The lack of updates is in no way because of a lack of progress, quite the oposite in fact. We’re have had so much to do in so little time that our feet have hardly touched the ground. We’re currently preparing to launch list8D to academics and librarian staff on the 19th of April and are rushing to get as many essential features in before then as possible. The latest phase of development has been done in close consultation with librarian staff and academic representatives and we’ve fixed of whole host of critical issues they have raised and have tonne of requested features and tweaks for the next phase.
You only need to check our change log to see how much work has been going on recently. Here is an overview of the main features that we’ve implemented in the latest “release”.
- Support for nested lists
- Implemented a good looking UI
- Drag and drop reordering
- Core text recommendations
- LTI implementation for front end integration with Moodle and other VLEs
- A front end (at least the start of one)
Unfortunately we’ve been so busy preparing for a Kent launch that documentation has fallen by the way side somewhat, but we do hope to get things up to date when we get a spare second. We are also trying to pull together a beta release with step by step installation instructions, online demo and screencast but at this stage cant make any promises or provide dates so watch this space.
Title of Primary Project Output
List8D is an innovative user-focused Web 2.0 approach to creating and consuming university reading lists. External information sources are used to minimise data entry and provide direct links to library catalogues and other online sources.
Screenshots or diagram of prototype
The first screenshot is a photoshop mockup of the UI that we are working toward. The rest are as the prototype currently is now.
Description of Prototype
The prototype is still very much a work in progress, but we hope it is starting to show some of the ideas we want to build upon. We’ve aimed to build a very flexible system that can deal with many data sources and list/item types while continuing to be easy to use, and we feel we’ve succeeded at that.
It’s difficult to see this from the prototype, but we hope this will become more apparent as work progresses in future.
Link to working prototype
Example screenshots are shown above.
There is a demonstration “list8D in a box” Virtual Machine using the free VirtualBox available to download here. It is a large file (1.2GB) , and requires the virtualbox software, but it does give you a completely self-contained environment in which to play with list8D.
Link to end user documentation
Link to code repository or API
Link to technical documentation
Date prototype was launched
- Release 1 was tagged for release on 2nd of November 2009.

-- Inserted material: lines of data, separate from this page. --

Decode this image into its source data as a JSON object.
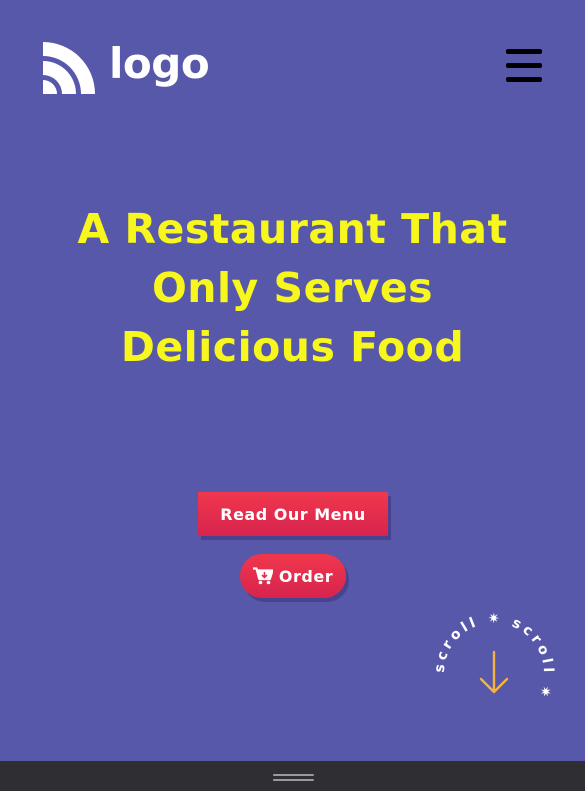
{
  "header": {
    "logo_text": "logo",
    "logo_icon": "wifi-arcs-logo-icon",
    "menu_icon": "hamburger-menu-icon"
  },
  "hero": {
    "title": "A Restaurant That Only Serves Delicious Food"
  },
  "actions": {
    "read_menu_label": "Read Our Menu",
    "order_label": "Order",
    "order_icon": "cart-icon"
  },
  "scroll_badge": {
    "text": "scroll ✷ scroll ✷ ",
    "arrow_icon": "arrow-down-icon"
  },
  "bottom_bar": {
    "handle_icon": "drag-handle-icon"
  },
  "colors": {
    "background": "#5858ab",
    "title": "#f7f71d",
    "button": "#e22f4d",
    "arrow": "#f2b43c",
    "bottom_bar": "#2f2f33"
  }
}
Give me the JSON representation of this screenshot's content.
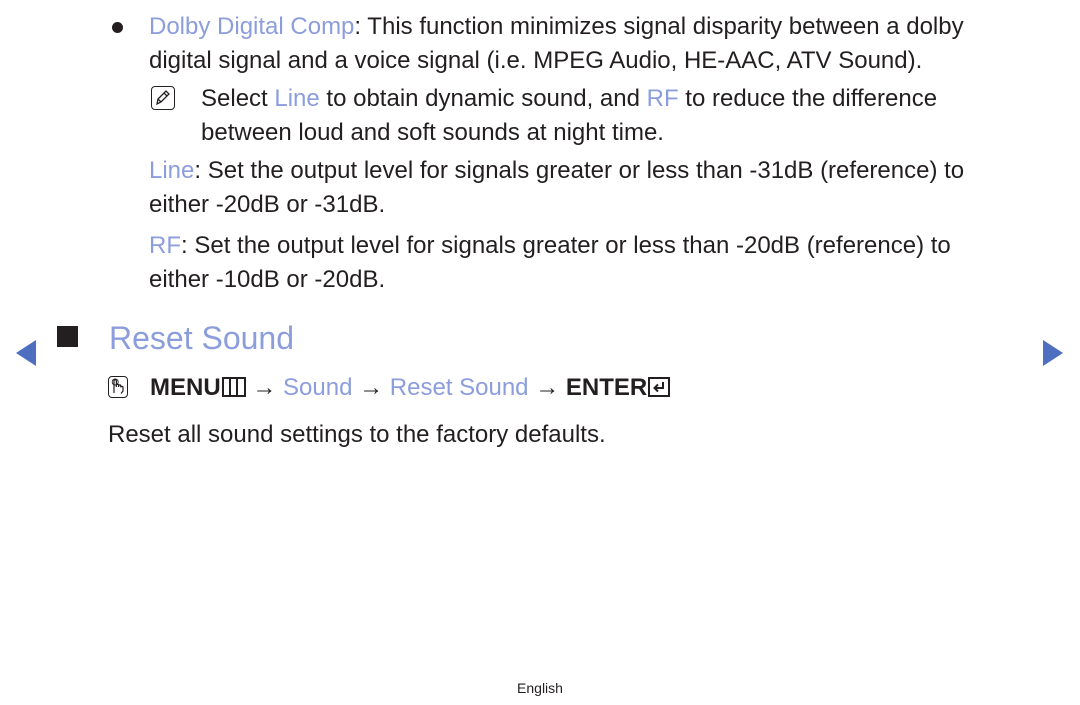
{
  "colors": {
    "accent": "#8c9ddc",
    "nav_arrow": "#4e6ec0",
    "text": "#231f20"
  },
  "dolby": {
    "term": "Dolby Digital Comp",
    "line1_rest": ": This function minimizes signal disparity between a dolby",
    "line2": "digital signal and a voice signal (i.e. MPEG Audio, HE-AAC, ATV Sound)."
  },
  "note": {
    "icon": "note-icon",
    "pre": "Select ",
    "term1": "Line",
    "mid": " to obtain dynamic sound, and ",
    "term2": "RF",
    "post": " to reduce the difference",
    "line2": "between loud and soft sounds at night time."
  },
  "line_desc": {
    "term": "Line",
    "line1_rest": ": Set the output level for signals greater or less than -31dB (reference) to",
    "line2": "either -20dB or -31dB."
  },
  "rf_desc": {
    "term": "RF",
    "line1_rest": ": Set the output level for signals greater or less than -20dB (reference) to",
    "line2": "either -10dB or -20dB."
  },
  "section": {
    "title": "Reset Sound",
    "menu_path": {
      "remote_icon": "remote-hand-icon",
      "menu": "MENU",
      "arrow": "→",
      "step1": "Sound",
      "step2": "Reset Sound",
      "enter": "ENTER"
    },
    "description": "Reset all sound settings to the factory defaults."
  },
  "nav": {
    "prev": "previous-page",
    "next": "next-page"
  },
  "footer": {
    "language": "English"
  }
}
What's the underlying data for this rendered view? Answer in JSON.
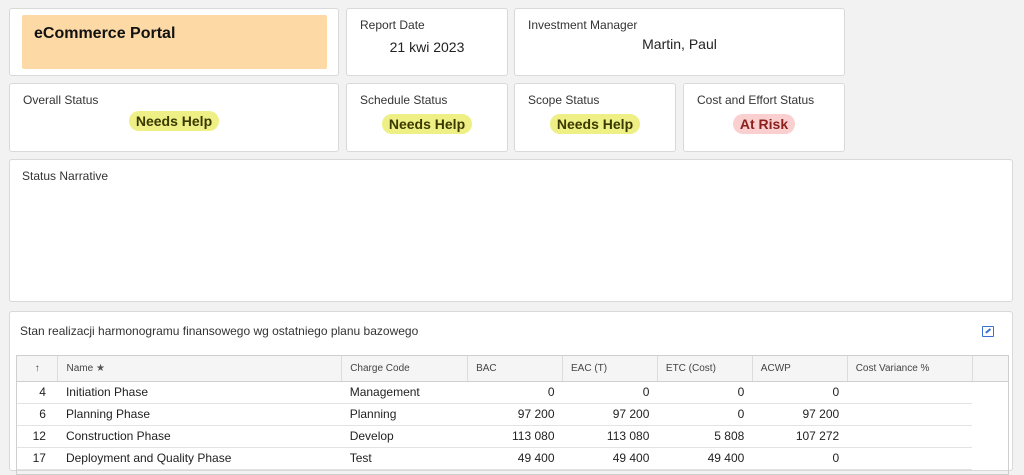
{
  "project": {
    "title": "eCommerce Portal"
  },
  "report_date": {
    "label": "Report Date",
    "value": "21 kwi 2023"
  },
  "investment_manager": {
    "label": "Investment Manager",
    "value": "Martin, Paul"
  },
  "overall_status": {
    "label": "Overall Status",
    "value": "Needs Help",
    "color": "#eeef84"
  },
  "schedule_status": {
    "label": "Schedule Status",
    "value": "Needs Help",
    "color": "#eeef84"
  },
  "scope_status": {
    "label": "Scope Status",
    "value": "Needs Help",
    "color": "#eeef84"
  },
  "cost_status": {
    "label": "Cost and Effort Status",
    "value": "At Risk",
    "color": "#f9d0cf"
  },
  "narrative": {
    "label": "Status Narrative"
  },
  "schedule_table": {
    "title": "Stan realizacji harmonogramu finansowego wg ostatniego planu bazowego",
    "edit_icon": "edit-icon",
    "columns": {
      "sort": "↑",
      "name": "Name",
      "name_star": "★",
      "charge_code": "Charge Code",
      "bac": "BAC",
      "eac": "EAC (T)",
      "etc": "ETC (Cost)",
      "acwp": "ACWP",
      "cv": "Cost Variance %"
    },
    "rows": [
      {
        "id": "4",
        "name": "Initiation Phase",
        "charge_code": "Management",
        "bac": "0",
        "eac": "0",
        "etc": "0",
        "acwp": "0",
        "cv": ""
      },
      {
        "id": "6",
        "name": "Planning Phase",
        "charge_code": "Planning",
        "bac": "97 200",
        "eac": "97 200",
        "etc": "0",
        "acwp": "97 200",
        "cv": ""
      },
      {
        "id": "12",
        "name": "Construction Phase",
        "charge_code": "Develop",
        "bac": "113 080",
        "eac": "113 080",
        "etc": "5 808",
        "acwp": "107 272",
        "cv": ""
      },
      {
        "id": "17",
        "name": "Deployment and Quality Phase",
        "charge_code": "Test",
        "bac": "49 400",
        "eac": "49 400",
        "etc": "49 400",
        "acwp": "0",
        "cv": ""
      }
    ]
  }
}
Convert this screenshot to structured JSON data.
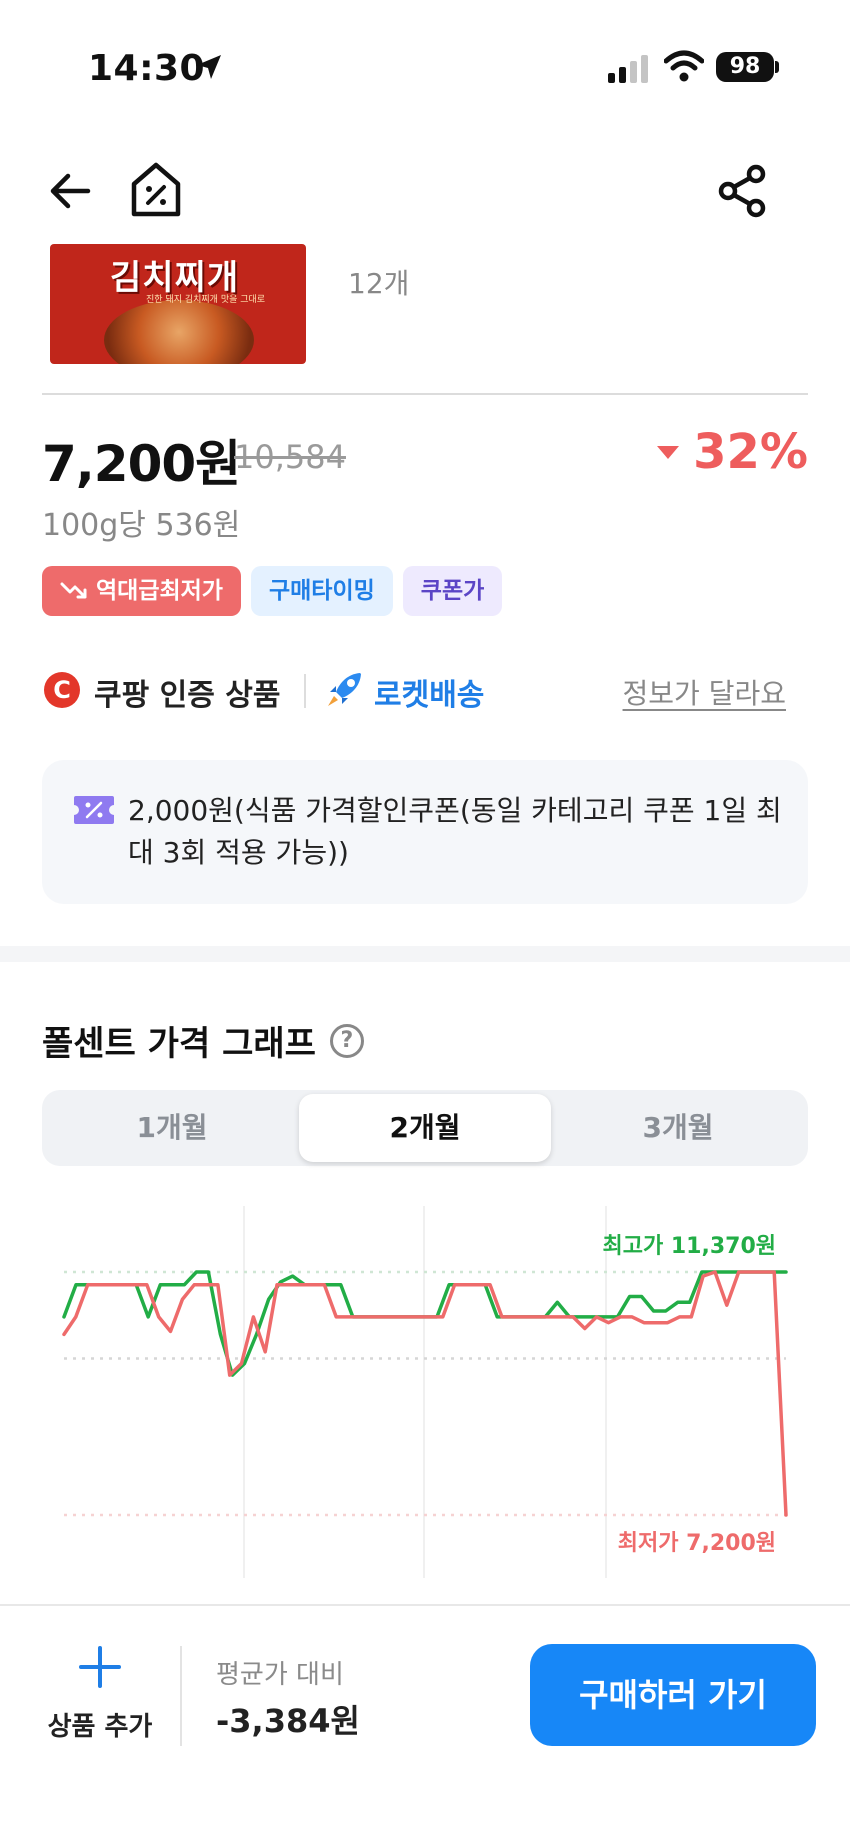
{
  "status_bar": {
    "time": "14:30",
    "battery": "98"
  },
  "product": {
    "thumb_name": "김치찌개",
    "thumb_sub": "진한 돼지 김치찌개 맛을 그대로",
    "quantity": "12개"
  },
  "price": {
    "current": "7,200원",
    "original": "10,584",
    "discount": "32%",
    "unit_price": "100g당 536원"
  },
  "tags": [
    {
      "label": "역대급최저가",
      "icon": "trend-down-icon"
    },
    {
      "label": "구매타이밍"
    },
    {
      "label": "쿠폰가"
    }
  ],
  "seller": {
    "verified": "쿠팡 인증 상품",
    "delivery": "로켓배송",
    "report_link": "정보가 달라요"
  },
  "coupon": {
    "text": "2,000원(식품 가격할인쿠폰(동일 카테고리 쿠폰 1일 최대 3회 적용 가능))"
  },
  "graph": {
    "title": "폴센트 가격 그래프",
    "tabs": [
      "1개월",
      "2개월",
      "3개월"
    ],
    "active_tab": "2개월",
    "max_label": "최고가 11,370원",
    "min_label": "최저가 7,200원"
  },
  "chart_data": {
    "type": "line",
    "ylim": [
      7200,
      11370
    ],
    "max_value": 11370,
    "min_value": 7200,
    "series": [
      {
        "color": "#22ad46",
        "values": [
          10600,
          11150,
          11150,
          11150,
          11150,
          11150,
          11150,
          10600,
          11150,
          11150,
          11150,
          11370,
          11370,
          10300,
          9600,
          9800,
          10300,
          10900,
          11200,
          11300,
          11150,
          11150,
          11150,
          11150,
          10600,
          10600,
          10600,
          10600,
          10600,
          10600,
          10600,
          10600,
          11150,
          11150,
          11150,
          11150,
          10600,
          10600,
          10600,
          10600,
          10600,
          10850,
          10600,
          10600,
          10600,
          10600,
          10600,
          10950,
          10950,
          10700,
          10700,
          10850,
          10850,
          11370,
          11370,
          11370,
          11370,
          11370,
          11370,
          11370,
          11370
        ]
      },
      {
        "color": "#ee6b6b",
        "values": [
          10300,
          10600,
          11150,
          11150,
          11150,
          11150,
          11150,
          11150,
          10600,
          10350,
          10900,
          11150,
          11150,
          11150,
          9600,
          9800,
          10600,
          10000,
          11150,
          11150,
          11150,
          11150,
          11150,
          10600,
          10600,
          10600,
          10600,
          10600,
          10600,
          10600,
          10600,
          10600,
          10600,
          11150,
          11150,
          11150,
          11150,
          10600,
          10600,
          10600,
          10600,
          10600,
          10600,
          10600,
          10400,
          10600,
          10500,
          10600,
          10600,
          10500,
          10500,
          10500,
          10600,
          10600,
          11300,
          11370,
          10800,
          11370,
          11370,
          11370,
          11370,
          7200
        ]
      }
    ]
  },
  "bottom": {
    "add_label": "상품 추가",
    "avg_label": "평균가 대비",
    "avg_value": "-3,384원",
    "buy_label": "구매하러 가기"
  },
  "colors": {
    "accent_blue": "#1787f7",
    "discount_red": "#ee5d5d",
    "max_green": "#22ad46"
  }
}
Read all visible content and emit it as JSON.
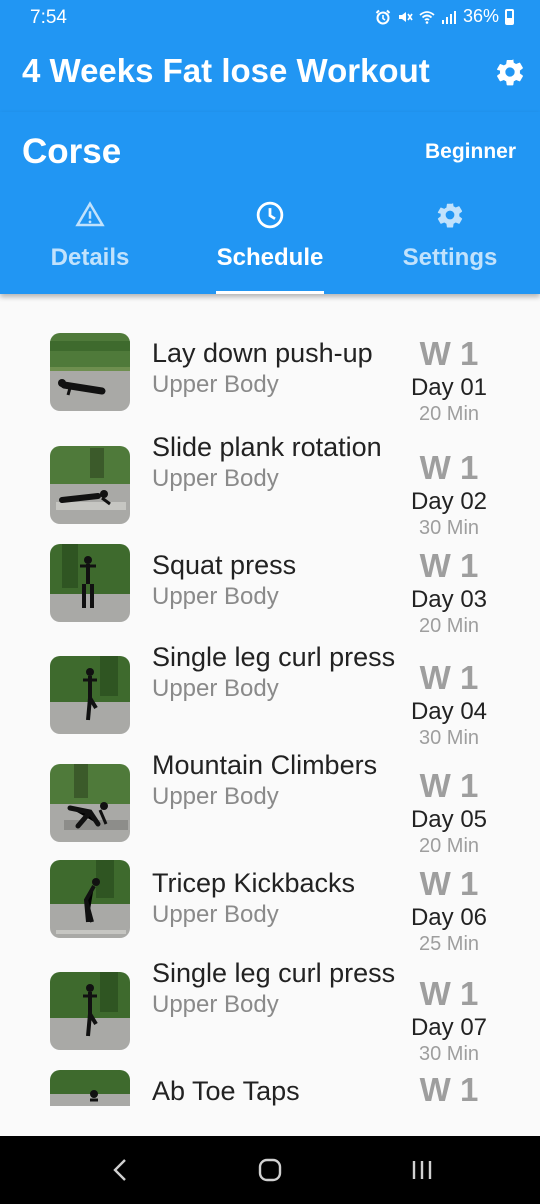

- Release 2 was tagged for release on the 30th of November 2009.
Project Team Names, Emails and Organisations
- Matt Bull <M.Bull@kent.ac.uk>
- Ben Charlton <B.C.Charlton@kent.ac.uk>
- Mark Fendley <M.S.Fendley@kent.ac.uk>
- Bonnie Ferguson <B.Ferguson@kent.ac.uk>
- Matthew Slowe <M.Slowe@kent.ac.uk>
- Matthew Spence <M.S.A.Spence@kent.ac.uk>
- Simon Yeldon <S.J.Yeldon@kent.ac.uk>
– All University of Kent staff.
Table of Content for Project Posts